● **Exercise objective**
The reply should be an exact repeat of the listing, with no pictures in it.

● **Dataset records**

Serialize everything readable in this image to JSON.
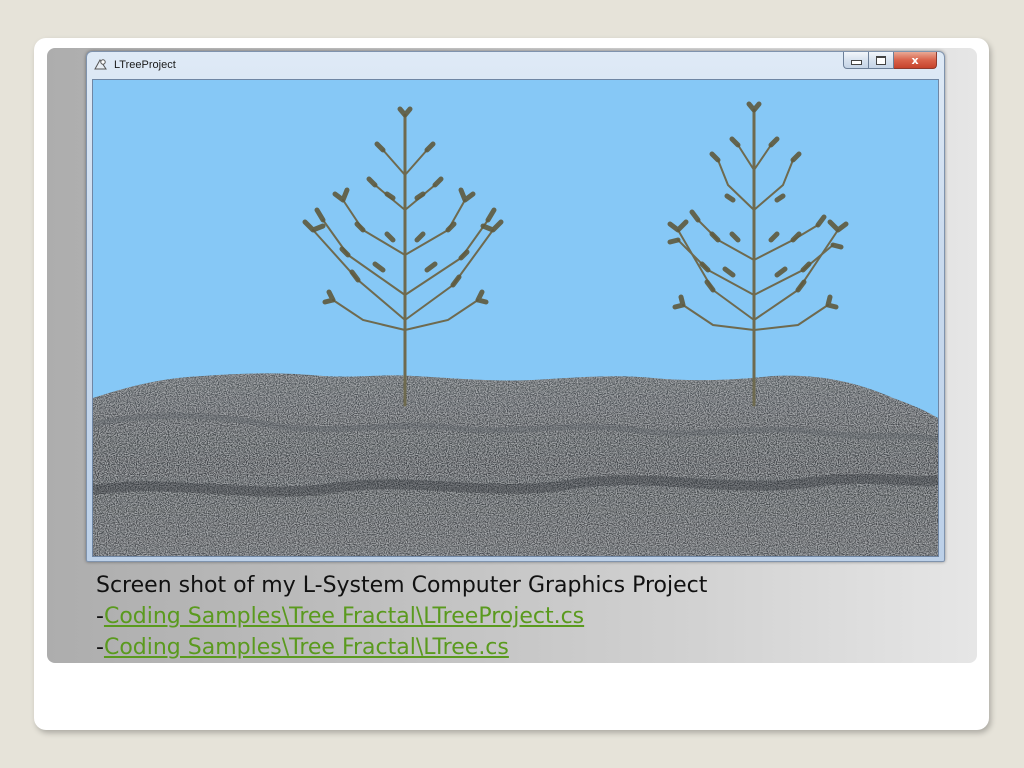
{
  "window": {
    "title": "LTreeProject",
    "buttons": {
      "minimize": "minimize",
      "maximize": "maximize",
      "close": "x"
    }
  },
  "colors": {
    "sky": "#86c8f6",
    "terrain": "#3f4347",
    "link": "#5a9a1e",
    "trunk": "#6e6a4f",
    "foliage": "#5f5a3e"
  },
  "caption": {
    "text": "Screen shot of my L-System Computer Graphics Project",
    "links": [
      {
        "prefix": "-",
        "label": "Coding Samples\\Tree Fractal\\LTreeProject.cs"
      },
      {
        "prefix": "-",
        "label": "Coding Samples\\Tree Fractal\\LTree.cs"
      }
    ]
  }
}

● **Finished task**
Serialize everything readable in this image to JSON.
{
  "window": {
    "title": "LTreeProject",
    "buttons": {
      "minimize": "minimize",
      "maximize": "maximize",
      "close": "x"
    }
  },
  "colors": {
    "sky": "#86c8f6",
    "terrain": "#3f4347",
    "link": "#5a9a1e",
    "trunk": "#6e6a4f",
    "foliage": "#5f5a3e"
  },
  "caption": {
    "text": "Screen shot of my L-System Computer Graphics Project",
    "links": [
      {
        "prefix": "-",
        "label": "Coding Samples\\Tree Fractal\\LTreeProject.cs"
      },
      {
        "prefix": "-",
        "label": "Coding Samples\\Tree Fractal\\LTree.cs"
      }
    ]
  }
}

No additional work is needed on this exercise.